1. Exostectomy is one of the aforementioned “quick-fix” surgeries. It is not an especially effective procedure. It just removes the protrusion of the bunion without realignment of the bones or correction of soft tissue problems. This is basically a cosmetic procedure and is not usually permanent.
2. Tendon and ligament repair: Sometimes tendons and ligaments may be tight on one side of the toe and loose on the other side. This imbalance allows your great toe to drift toward, under or over your other toes. Tissue adjustments performed in conjunction with bone repair can correct this problem.
3. Osteotomy consists of small incisions in the bone that allow your surgeon to correctly align the MTP. Once it is realigned, the surgeon can affix it with plates, pins or screws. This process balances the joint and straightens the bones.
4. Arthrodesis is a procedure which involves removal of arthritic surfaces of the joint, after which plates, wires or screws are used to secure the joint until the bones have healed. This procedure realigns the entire foot and is often used when bunions are very severe or when other surgical procedures have failed.
5. Resection Arthroplasty is often recommended for elderly patients, those who have arthritis and/or those who have had unsuccessful bunion surgery. This procedure consists of removal of the damaged part of the MTP. The result is the creation of space between bones and a flexible scar joint. This procedure limits big-toe push-off power and can affect gait and ambulation.
All of these are typically considered out-patient procedures. On the day of your surgery, you can typically expect to spend several hours in the hospital or clinic. Be sure to arrange transportation for after, as you will not be fit to drive.
Getting Ready for Bunion Surgery
As with any surgery, you will surely need to see your general practitioner for a complete physical exam before going under the knife. This is a necessary step that can help identify potential problems and prevent complications.
When you go in for your physical, expect to:
1. Provide a list of all medications and supplements you may be taking.
2. Have your foot x-rayed in a standing, weight-bearing position.
3. Undergo procedures such as cardiogram and chest x-rays.
4. Give a complete medical history and family history.
5. Provide blood and urine samples.
Once you are cleared for surgery, your doctor and/or your surgeon will give you instructions regarding eating, drinking and taking medications or supplements prior to your procedure. Listen to and heed these instructions carefully.
Being Proactive Helps You Avoid Complications
Your doctor will also discuss possible complications with you. Understand that these are rare and that they can usually be treated and corrected. Some complications of the surgical procedure include infection and/or nerve injury. Complications that can arise following the procedure include:
1. Swelling and cramps in the lower leg.
2. Inflammation of the incision site.
3. Slow or no healing of the bone.
4. Failure of the wound dressing.
5. Pain in the back of the knee.
6. Continued or increased pain.
7. Persistent chills and fever.
8. Shortness of breath.
9. Bunion re-growth.
10. MTP stiffness.
If you experience these or any other problems, you should consult your doctor right away.
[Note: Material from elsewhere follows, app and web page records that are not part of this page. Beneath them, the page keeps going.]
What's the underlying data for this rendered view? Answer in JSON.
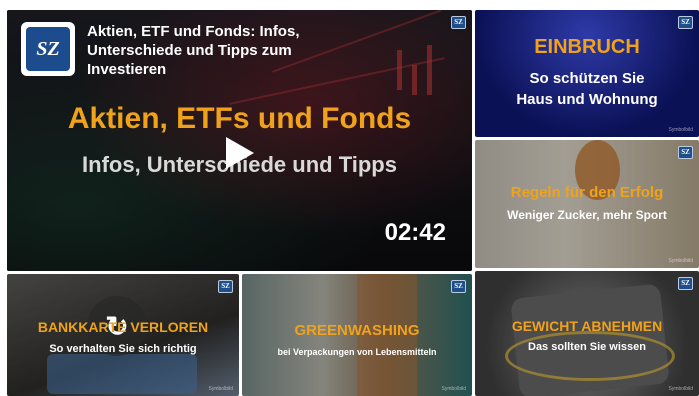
{
  "main_video": {
    "logo_text": "SZ",
    "title": "Aktien, ETF und Fonds: Infos, Unterschiede und Tipps zum Investieren",
    "thumb_title": "Aktien, ETFs und Fonds",
    "thumb_subtitle": "Infos, Unterschiede und Tipps",
    "duration": "02:42",
    "badge": "SZ"
  },
  "tiles": [
    {
      "title": "EINBRUCH",
      "subtitle": "So schützen Sie Haus und Wohnung",
      "credit": "Symbolbild",
      "badge": "SZ"
    },
    {
      "title": "Regeln für den Erfolg",
      "subtitle": "Weniger Zucker, mehr Sport",
      "credit": "Symbolbild",
      "badge": "SZ"
    },
    {
      "title": "BANKKARTE VERLOREN",
      "subtitle": "So verhalten Sie sich richtig",
      "credit": "Symbolbild",
      "badge": "SZ"
    },
    {
      "title": "GREENWASHING",
      "subtitle": "bei Verpackungen von Lebensmitteln",
      "credit": "Symbolbild",
      "badge": "SZ"
    },
    {
      "title": "GEWICHT ABNEHMEN",
      "subtitle": "Das sollten Sie wissen",
      "credit": "Symbolbild",
      "badge": "SZ"
    }
  ],
  "colors": {
    "accent_orange": "#f0a21b",
    "brand_blue": "#1c4b8e"
  }
}
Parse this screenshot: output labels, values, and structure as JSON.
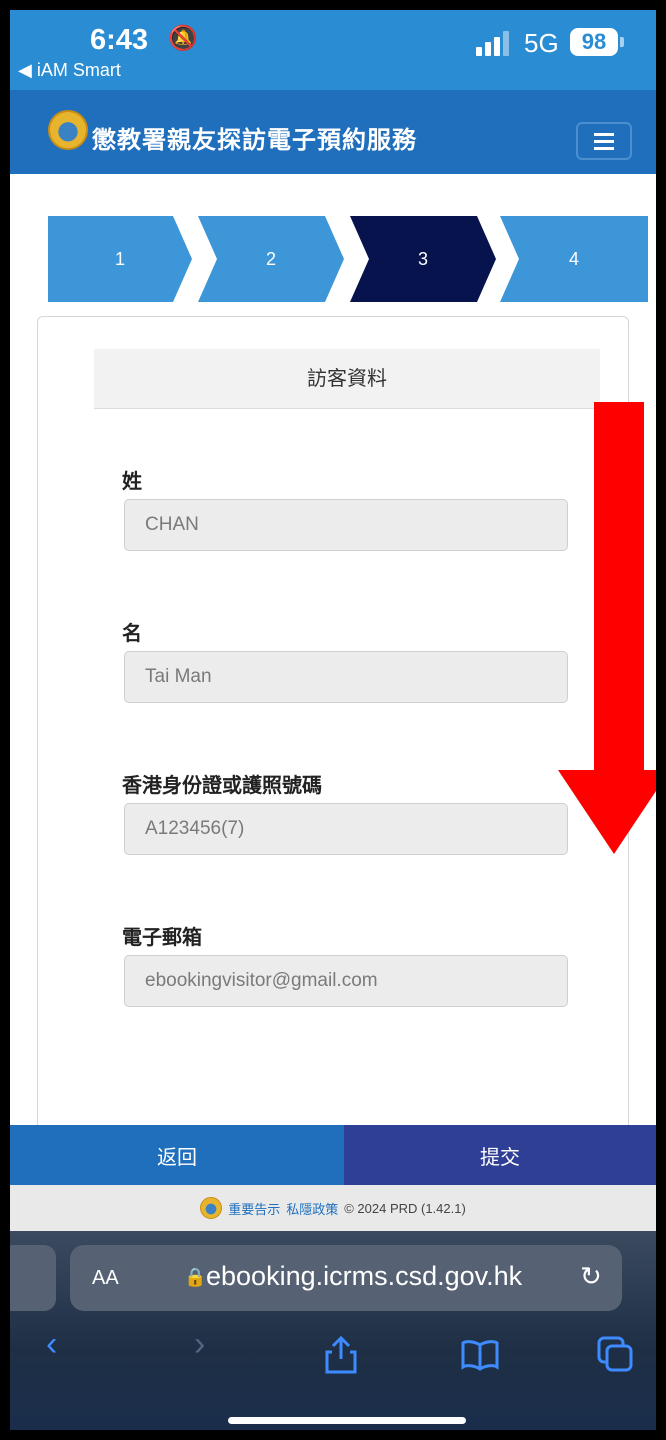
{
  "status_bar": {
    "time": "6:43",
    "back_app": "◀ iAM Smart",
    "network": "5G",
    "battery": "98"
  },
  "app_header": {
    "title": "懲教署親友探訪電子預約服務"
  },
  "stepper": {
    "steps": [
      "1",
      "2",
      "3",
      "4"
    ],
    "active_step": 3
  },
  "form": {
    "section_title": "訪客資料",
    "fields": [
      {
        "label": "姓",
        "value": "CHAN"
      },
      {
        "label": "名",
        "value": "Tai Man"
      },
      {
        "label": "香港身份證或護照號碼",
        "value": "A123456(7)"
      },
      {
        "label": "電子郵箱",
        "value": "ebookingvisitor@gmail.com"
      }
    ]
  },
  "actions": {
    "back_label": "返回",
    "submit_label": "提交"
  },
  "footer": {
    "notice_link": "重要告示",
    "privacy_link": "私隱政策",
    "copyright": "© 2024 PRD (1.42.1)"
  },
  "browser": {
    "aa_label": "AA",
    "url": "ebooking.icrms.csd.gov.hk"
  },
  "colors": {
    "status_bar": "#2a8cd2",
    "header": "#1f6fbd",
    "step_inactive": "#3d96d7",
    "step_active": "#07134d",
    "submit": "#2e3f95",
    "arrow": "#ff0000"
  }
}
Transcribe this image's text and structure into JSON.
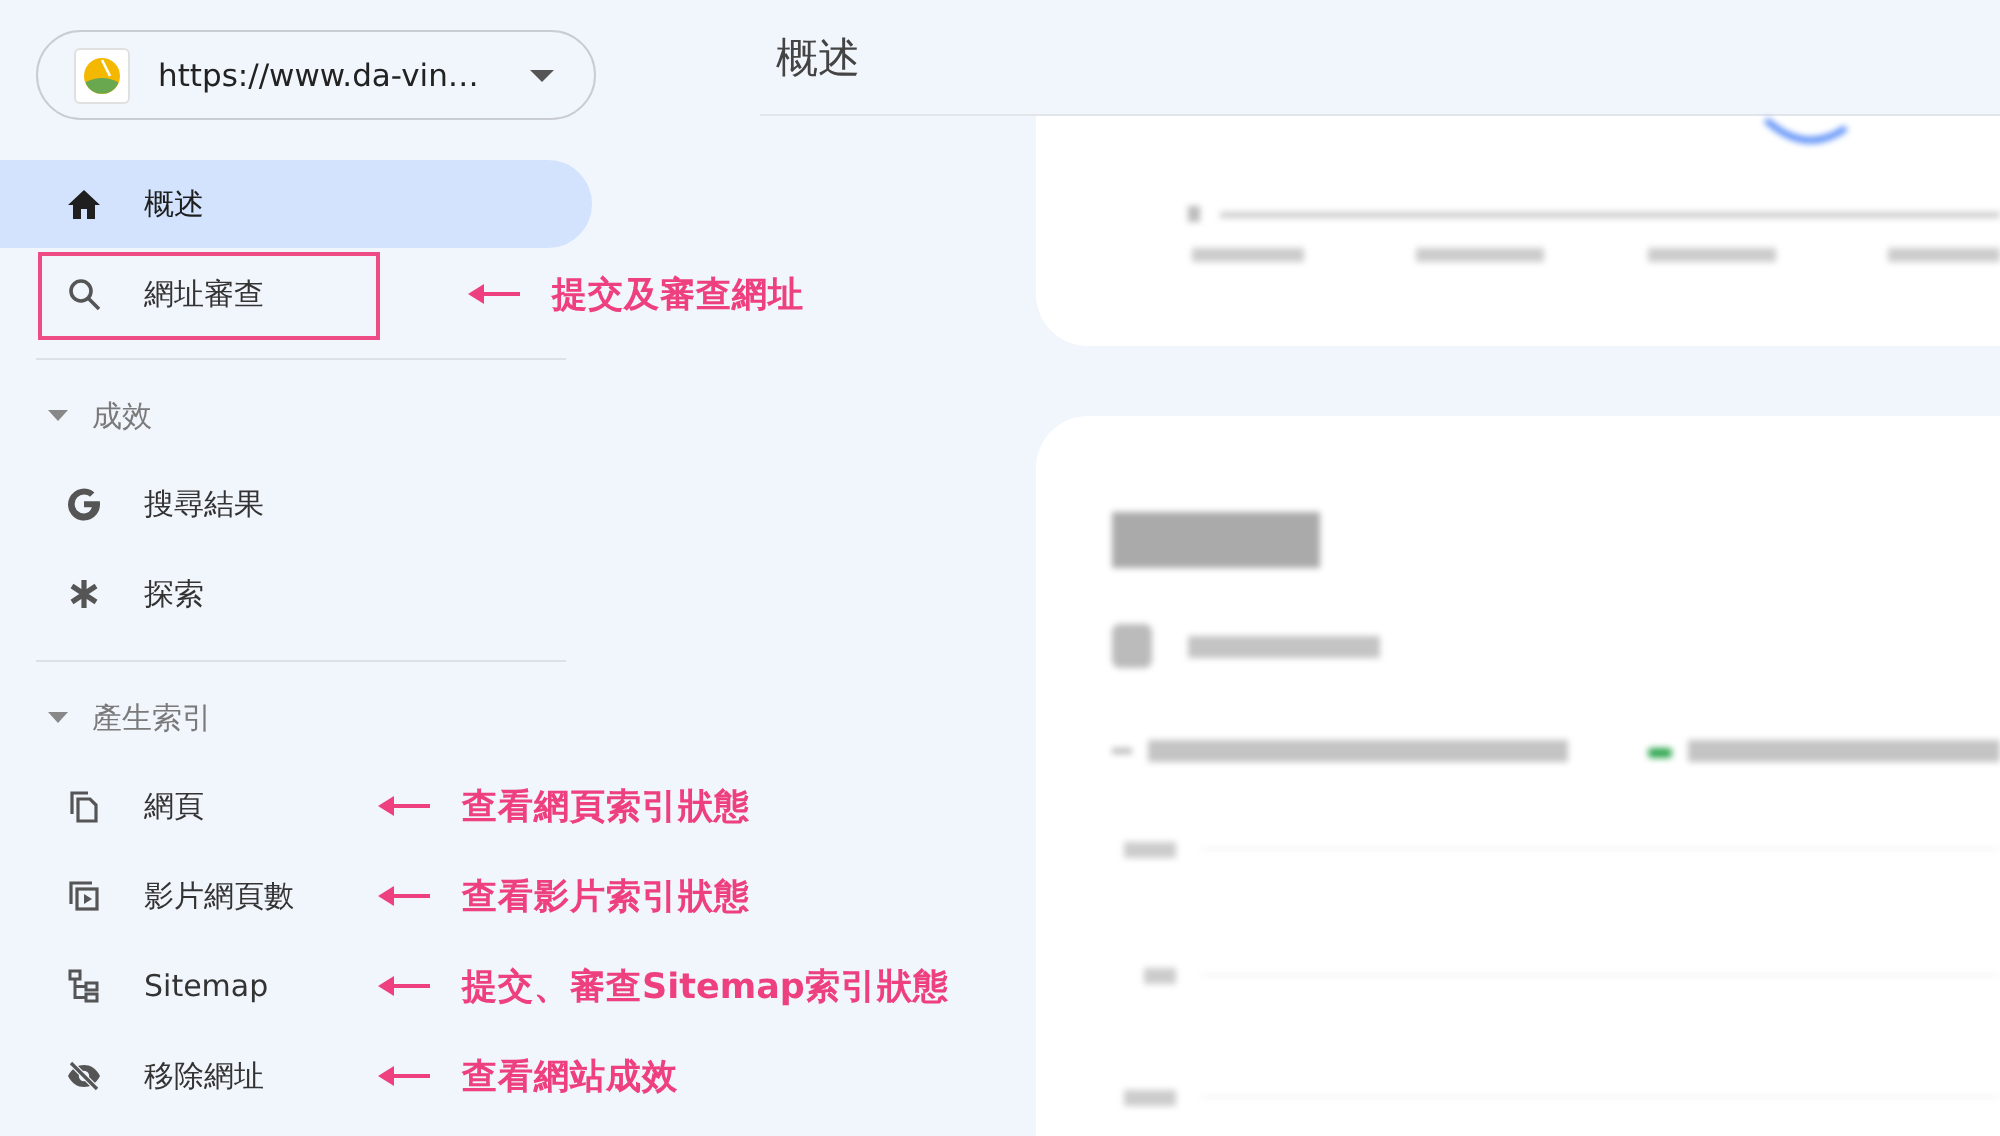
{
  "property_selector": {
    "value": "https://www.da-vin…"
  },
  "page_title": "概述",
  "sidebar": {
    "top_items": [
      {
        "label": "概述",
        "selected": true
      },
      {
        "label": "網址審查",
        "selected": false,
        "callout": "提交及審查網址",
        "boxed": true
      }
    ],
    "sections": [
      {
        "title": "成效",
        "expanded": true,
        "items": [
          {
            "label": "搜尋結果",
            "selected": false
          },
          {
            "label": "探索",
            "selected": false
          }
        ]
      },
      {
        "title": "產生索引",
        "expanded": true,
        "items": [
          {
            "label": "網頁",
            "selected": false,
            "callout": "查看網頁索引狀態"
          },
          {
            "label": "影片網頁數",
            "selected": false,
            "callout": "查看影片索引狀態"
          },
          {
            "label": "Sitemap",
            "selected": false,
            "callout": "提交、審查Sitemap索引狀態"
          },
          {
            "label": "移除網址",
            "selected": false,
            "callout": "查看網站成效"
          }
        ]
      }
    ]
  }
}
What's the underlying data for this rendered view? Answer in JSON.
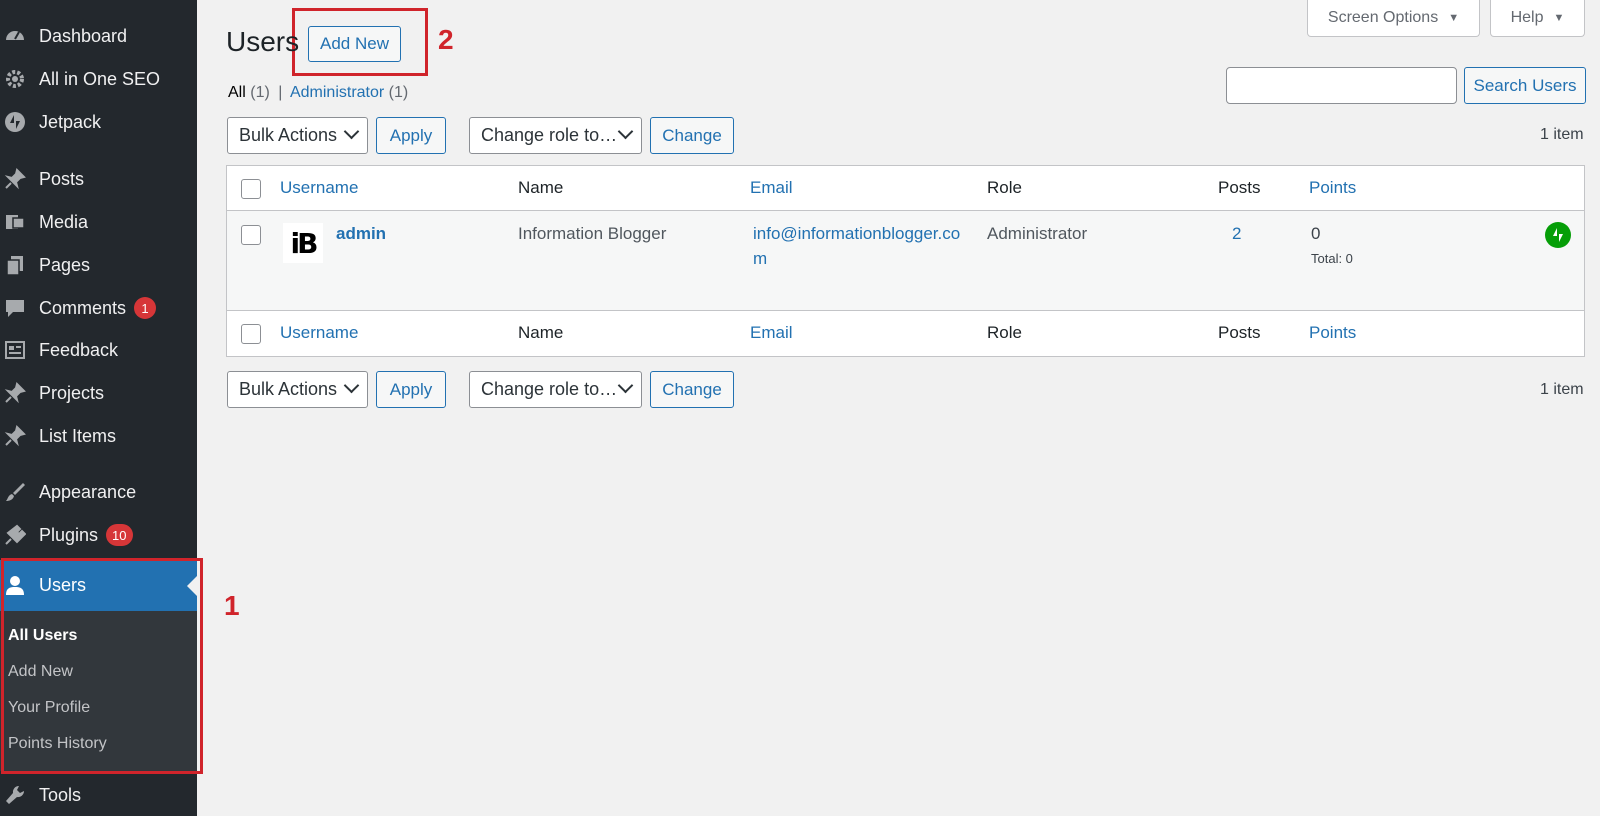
{
  "sidebar": {
    "items": [
      {
        "label": "Dashboard",
        "icon": "dashboard-icon"
      },
      {
        "label": "All in One SEO",
        "icon": "gear-icon"
      },
      {
        "label": "Jetpack",
        "icon": "jetpack-icon"
      },
      {
        "label": "Posts",
        "icon": "pin-icon"
      },
      {
        "label": "Media",
        "icon": "media-icon"
      },
      {
        "label": "Pages",
        "icon": "pages-icon"
      },
      {
        "label": "Comments",
        "icon": "comment-icon",
        "badge": "1"
      },
      {
        "label": "Feedback",
        "icon": "feedback-icon"
      },
      {
        "label": "Projects",
        "icon": "pin-icon"
      },
      {
        "label": "List Items",
        "icon": "pin-icon"
      },
      {
        "label": "Appearance",
        "icon": "brush-icon"
      },
      {
        "label": "Plugins",
        "icon": "plugin-icon",
        "badge": "10"
      },
      {
        "label": "Users",
        "icon": "user-icon",
        "current": true
      },
      {
        "label": "Tools",
        "icon": "wrench-icon"
      }
    ],
    "submenu": [
      "All Users",
      "Add New",
      "Your Profile",
      "Points History"
    ]
  },
  "annotations": {
    "one": "1",
    "two": "2"
  },
  "header": {
    "screen_options": "Screen Options",
    "help": "Help",
    "title": "Users",
    "add_new": "Add New"
  },
  "filters": {
    "all": "All",
    "all_count": "(1)",
    "separator": "|",
    "administrator": "Administrator",
    "administrator_count": "(1)"
  },
  "search": {
    "button": "Search Users",
    "value": ""
  },
  "tablenav": {
    "bulk_actions": "Bulk Actions",
    "apply": "Apply",
    "change_role": "Change role to…",
    "change": "Change",
    "count": "1 item"
  },
  "table": {
    "columns": [
      "Username",
      "Name",
      "Email",
      "Role",
      "Posts",
      "Points"
    ],
    "rows": [
      {
        "avatar_text": "iB",
        "username": "admin",
        "name": "Information Blogger",
        "email_line1": "info@informationblogger.co",
        "email_line2": "m",
        "role": "Administrator",
        "posts": "2",
        "points": "0",
        "points_total": "Total: 0"
      }
    ]
  },
  "colors": {
    "accent": "#2271b1",
    "sidebar": "#23282d",
    "current": "#2271b1",
    "annotation": "#d0242b",
    "badge": "#d63638"
  }
}
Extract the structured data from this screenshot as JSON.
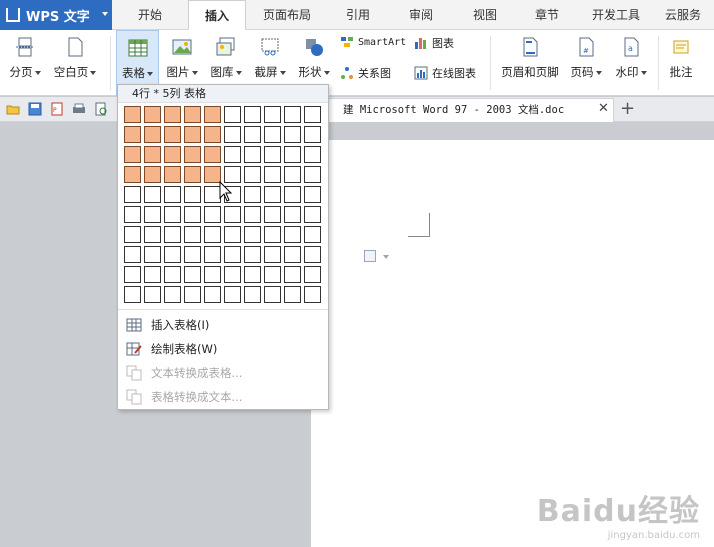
{
  "app": {
    "title": "WPS 文字"
  },
  "tabs": [
    "开始",
    "插入",
    "页面布局",
    "引用",
    "审阅",
    "视图",
    "章节",
    "开发工具",
    "云服务"
  ],
  "active_tab": "插入",
  "ribbon": {
    "page_break": "分页",
    "blank_page": "空白页",
    "table": "表格",
    "picture": "图片",
    "gallery": "图库",
    "screenshot": "截屏",
    "shapes": "形状",
    "smartart": "SmartArt",
    "chart": "图表",
    "relation_chart": "关系图",
    "online_chart": "在线图表",
    "header_footer": "页眉和页脚",
    "page_number": "页码",
    "watermark": "水印",
    "comment": "批注"
  },
  "document_tab": {
    "title": "建 Microsoft Word 97 - 2003 文档.doc"
  },
  "table_dropdown": {
    "header": "4行 * 5列 表格",
    "rows": 10,
    "cols": 10,
    "selected_rows": 4,
    "selected_cols": 5,
    "items": [
      {
        "label": "插入表格(I)",
        "enabled": true,
        "icon": "insert-table-icon"
      },
      {
        "label": "绘制表格(W)",
        "enabled": true,
        "icon": "draw-table-icon"
      },
      {
        "label": "文本转换成表格...",
        "enabled": false,
        "icon": "text-to-table-icon"
      },
      {
        "label": "表格转换成文本...",
        "enabled": false,
        "icon": "table-to-text-icon"
      }
    ]
  },
  "watermark": {
    "brand": "Baidu经验",
    "url": "jingyan.baidu.com"
  },
  "colors": {
    "accent": "#2d6cc0",
    "grid_selected": "#f5b489"
  }
}
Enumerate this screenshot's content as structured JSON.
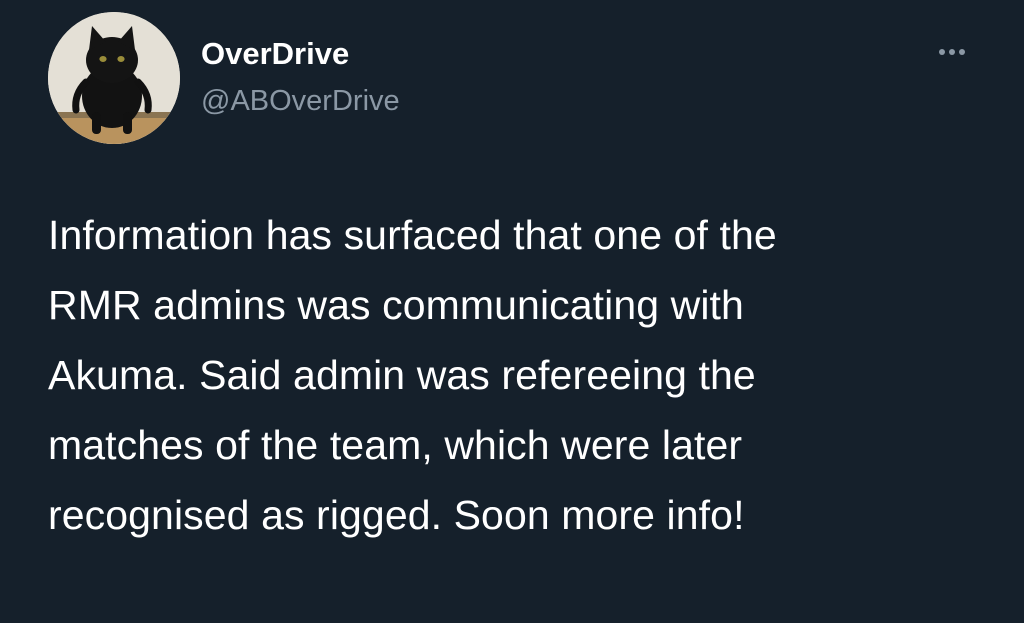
{
  "tweet": {
    "author": {
      "display_name": "OverDrive",
      "handle": "@ABOverDrive"
    },
    "more_icon": "ellipsis-icon",
    "text_lines": [
      "Information has surfaced that one of the",
      "RMR admins was communicating with",
      "Akuma. Said admin was refereeing the",
      "matches of the team, which were later",
      "recognised as rigged. Soon more info!"
    ]
  },
  "colors": {
    "background": "#15202b",
    "primary_text": "#ffffff",
    "secondary_text": "#8b98a5"
  }
}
Quick action can help prevent serious complications.
Follow Your Doctor’s Orders For Successful Recovery
Your recovery at home will involve responsible use of pain medications and mindful participation in exercise and physical therapy (PT). Be sure to follow your doctor’s advice carefully when taking pain killers (most likely opiods) to avoid drug dependence. If your doctor prescribes antibiotics to ward off infection, be sure to take the entire course of medication as directed. Do your home exercises regularly and attend your PT sessions without fail.
Take Care Of Your Healthy New Feet!
Good preparation, effective surgical technique and careful attention to detail during recovery can add up to complete success in bunion surgery. Once your rehabilitation is complete, be sure to protect your feet by wearing properly fitted, supportive shoes. Soft leather oxfords with little or no heel, athletic shoes and other comfortable footwear with a roomy toe box are advised. Stay away from constricting dress shoes and high heels as wearing these types of shoes can cause a recurrence of bunion problems.